On my recent trip to Santa Barbara, I visited the Art Foundry and I was introduced to the work of Tim “Frogman” Cotterill, an English artist who creates unique bronze sculptures radiant in color and creativity. The Frogman describes his art as "Elegant, stylish, whimsical, unique and pure fun," of which I completely agree. While frogs often symbolize things such as good luck, royalty, fertility, energy and charm, they are fairly simple yet mysterious in their ways; a trait the Frogman has enjoyed bringing to life through bronze sculptures.

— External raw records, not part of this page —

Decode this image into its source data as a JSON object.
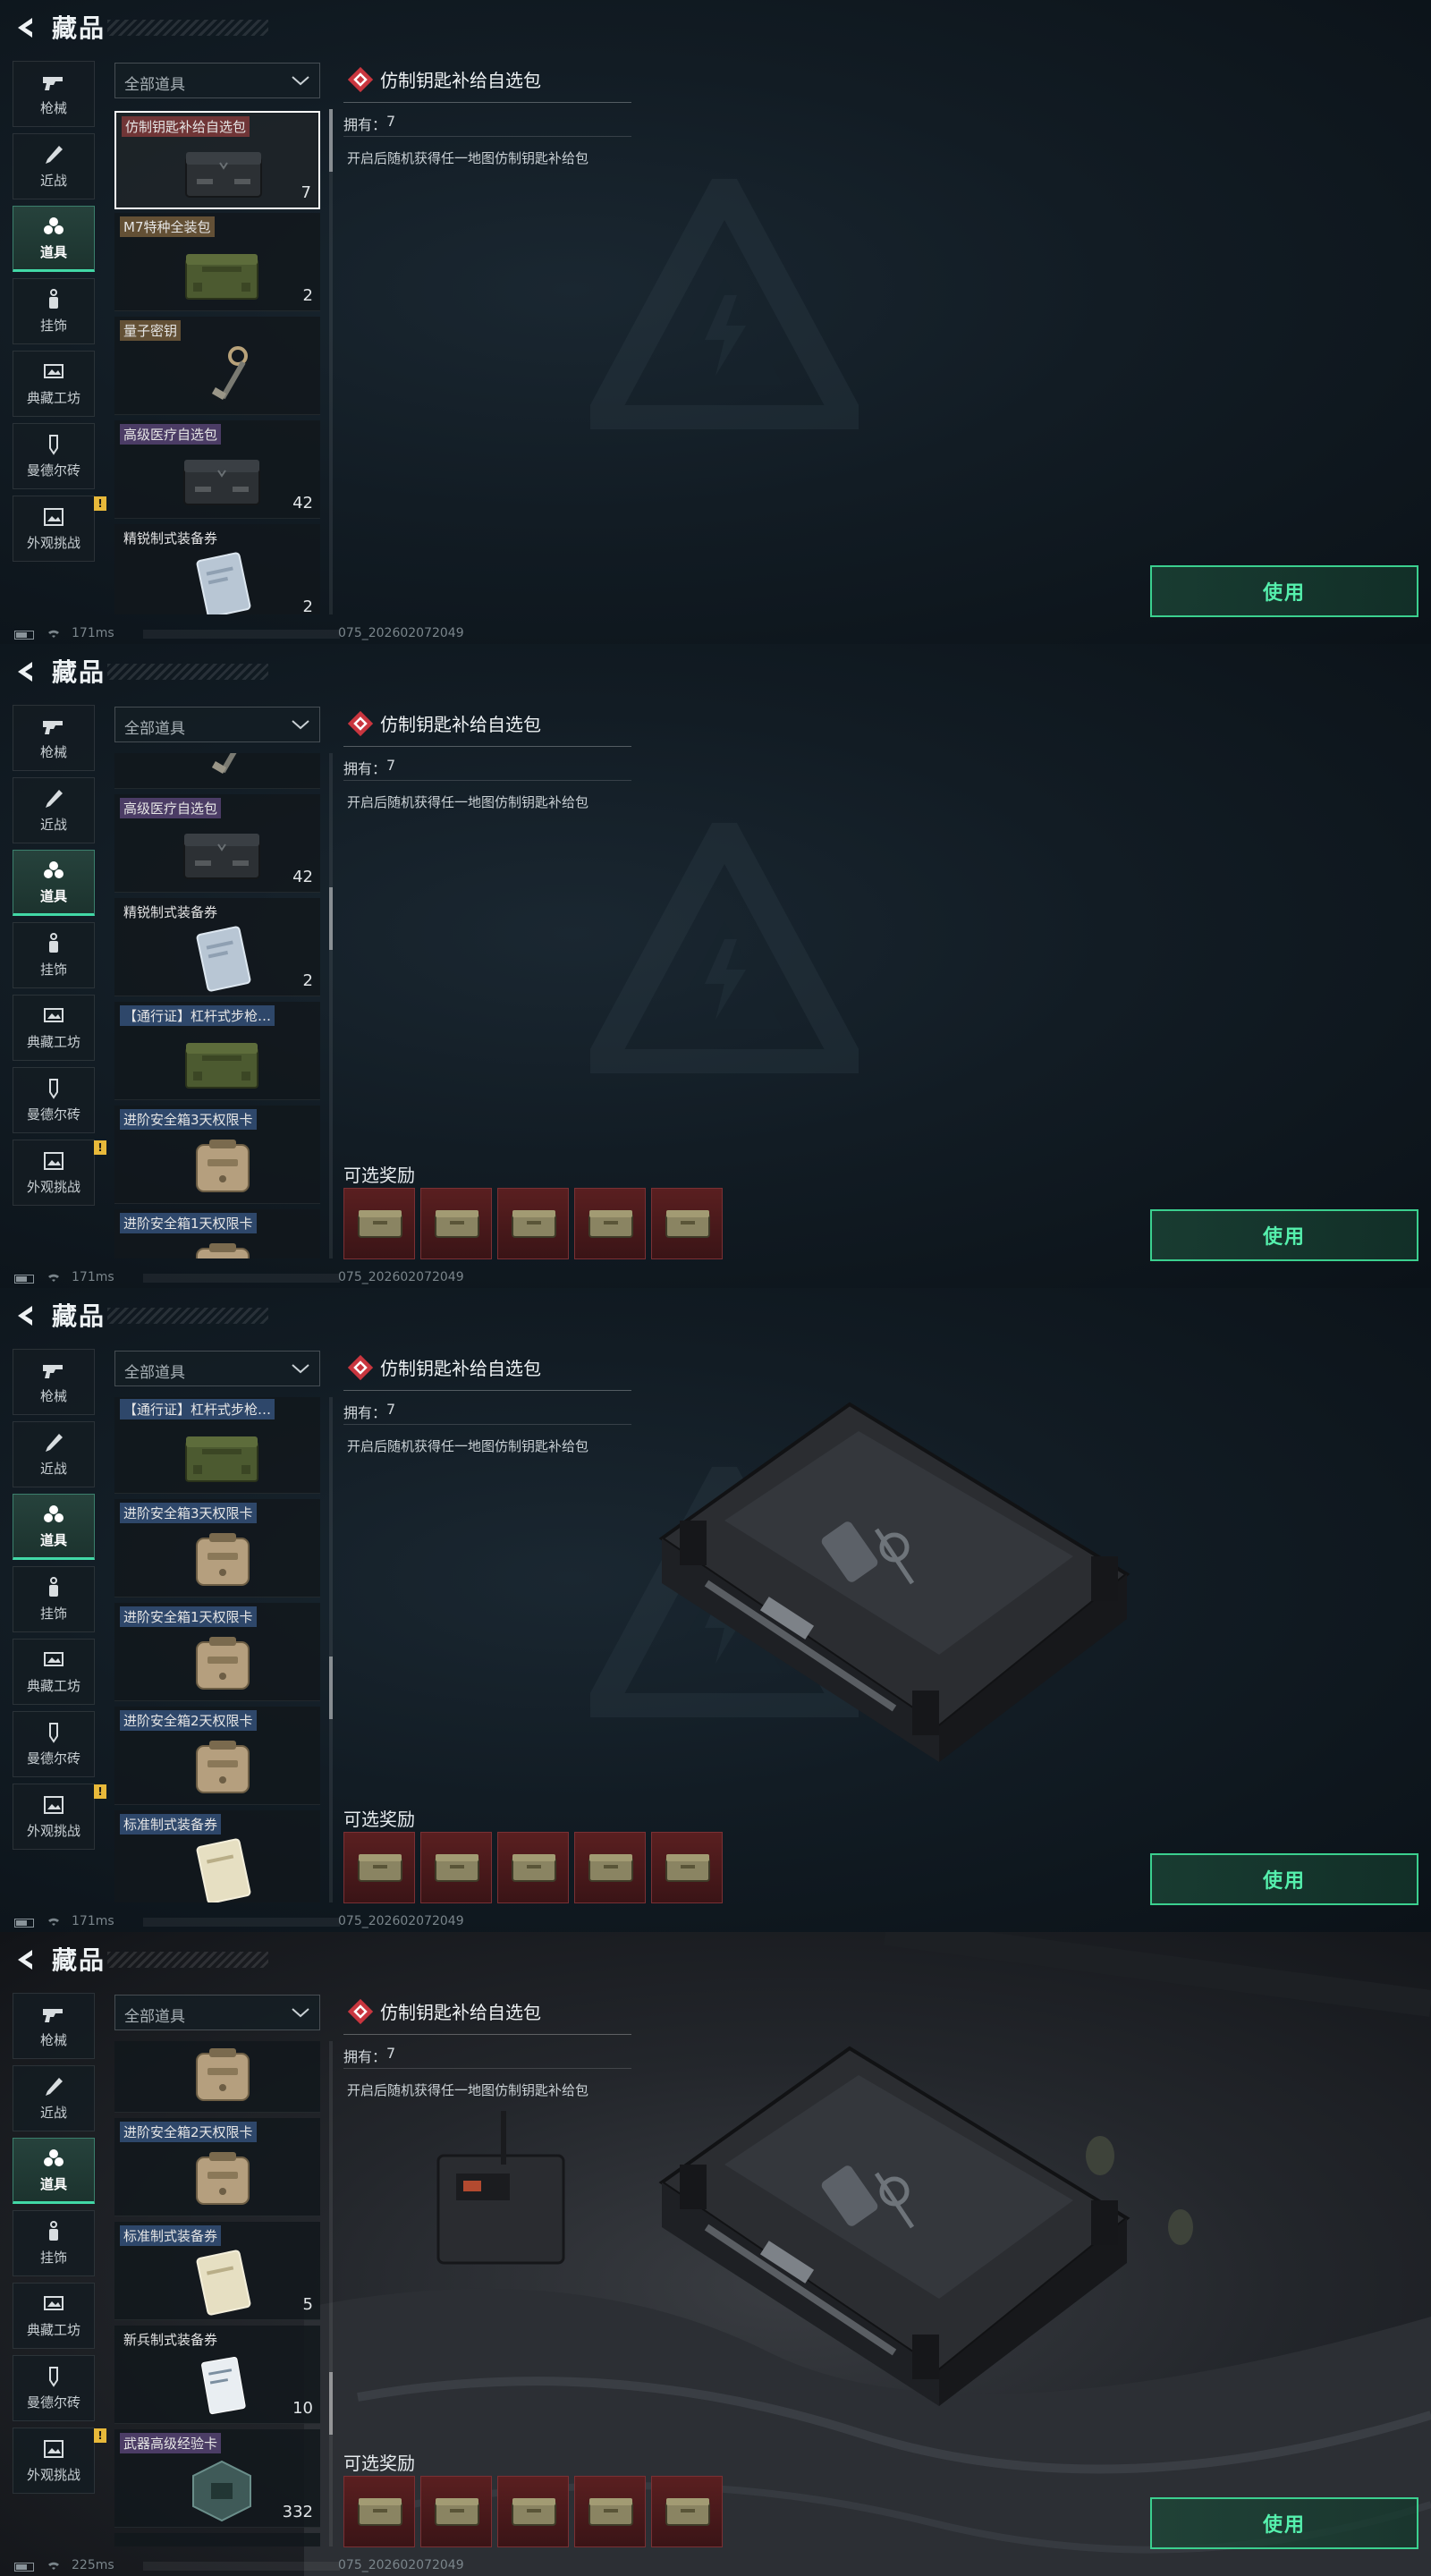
{
  "header": {
    "title": "藏品"
  },
  "nav": [
    {
      "label": "枪械",
      "icon": "gun-icon"
    },
    {
      "label": "近战",
      "icon": "knife-icon"
    },
    {
      "label": "道具",
      "icon": "items-icon"
    },
    {
      "label": "挂饰",
      "icon": "charm-icon"
    },
    {
      "label": "典藏工坊",
      "icon": "workshop-icon"
    },
    {
      "label": "曼德尔砖",
      "icon": "brick-icon"
    },
    {
      "label": "外观挑战",
      "icon": "appearance-icon"
    }
  ],
  "nav_badge": "!",
  "filter": {
    "label": "全部道具"
  },
  "items": {
    "i0": {
      "name": "仿制钥匙补给自选包",
      "count": "7"
    },
    "i1": {
      "name": "M7特种全装包",
      "count": "2"
    },
    "i2": {
      "name": "量子密钥",
      "count": ""
    },
    "i3": {
      "name": "高级医疗自选包",
      "count": "42"
    },
    "i4": {
      "name": "精锐制式装备券",
      "count": "2"
    },
    "i5": {
      "name": "【通行证】杠杆式步枪…",
      "count": ""
    },
    "i6": {
      "name": "进阶安全箱3天权限卡",
      "count": ""
    },
    "i7": {
      "name": "进阶安全箱1天权限卡",
      "count": ""
    },
    "i8": {
      "name": "进阶安全箱2天权限卡",
      "count": ""
    },
    "i9": {
      "name": "标准制式装备券",
      "count": "5"
    },
    "i10": {
      "name": "新兵制式装备券",
      "count": "10"
    },
    "i11": {
      "name": "武器高级经验卡",
      "count": "332"
    }
  },
  "detail": {
    "title": "仿制钥匙补给自选包",
    "own_label": "拥有：",
    "own_value": "7",
    "description": "开启后随机获得任一地图仿制钥匙补给包",
    "rewards_label": "可选奖励",
    "use_label": "使用"
  },
  "status": {
    "ping_a": "171ms",
    "ping_b": "225ms",
    "build": "075_202602072049"
  },
  "colors": {
    "accent": "#42d8a6",
    "use_button": "#3bd08f",
    "reward_bg": "#5a1f20",
    "diamond": "#e0474f"
  }
}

"Frogs are fun creatures! I have tried to capture their individual spirit, their fun, and their joy. Life is fun! I hope my art brings more happiness and joy into your life."
During my visit, I was lucky enough to take part in the Frogman tour, a behind-the-scenes exploration of how bronze is sculpted and heated to obtain such bright and energetic colors as created by Tim Cotterill. It was fascinating to learn about the bronze casting process, including the casting of cow skulls.
Before the tour began, we watched a short film showing how the Frogman makes his jewel-like bronze creations. Originally from Leicester, England, the Frogman traded in his engineering gloves for a studio in California, a place he was extremely attracted to after a visit. He graced the streets of fairs and festivals wearing his homemade frog tights and grew his reputation as a talented and colorful artist.
The Frogman uses the technique of Lost Wax Casting Technique, a tactic invented by the Egyptians thousands of years ago. Through this extremely tedious process over the course of several days, a beautiful, unique frog creation is made and featured in galleries around the world. Check out the video of his process here.
“My work as a sculptor evolved as I refined my technique, and my personal artistic vision began to take shape. I felt a real sense of purpose unfolding, my imagination thriving in the creation of a succession of metal sculptures. My love of nature became the inspiration for the images I fabricated. Two distinctly contrasting concepts harmoniously coexisted in both my mind and my tiny workspace.” – Tim “Frogman” Cotterill.
Photo Credit: Santa Barbara Art Foundry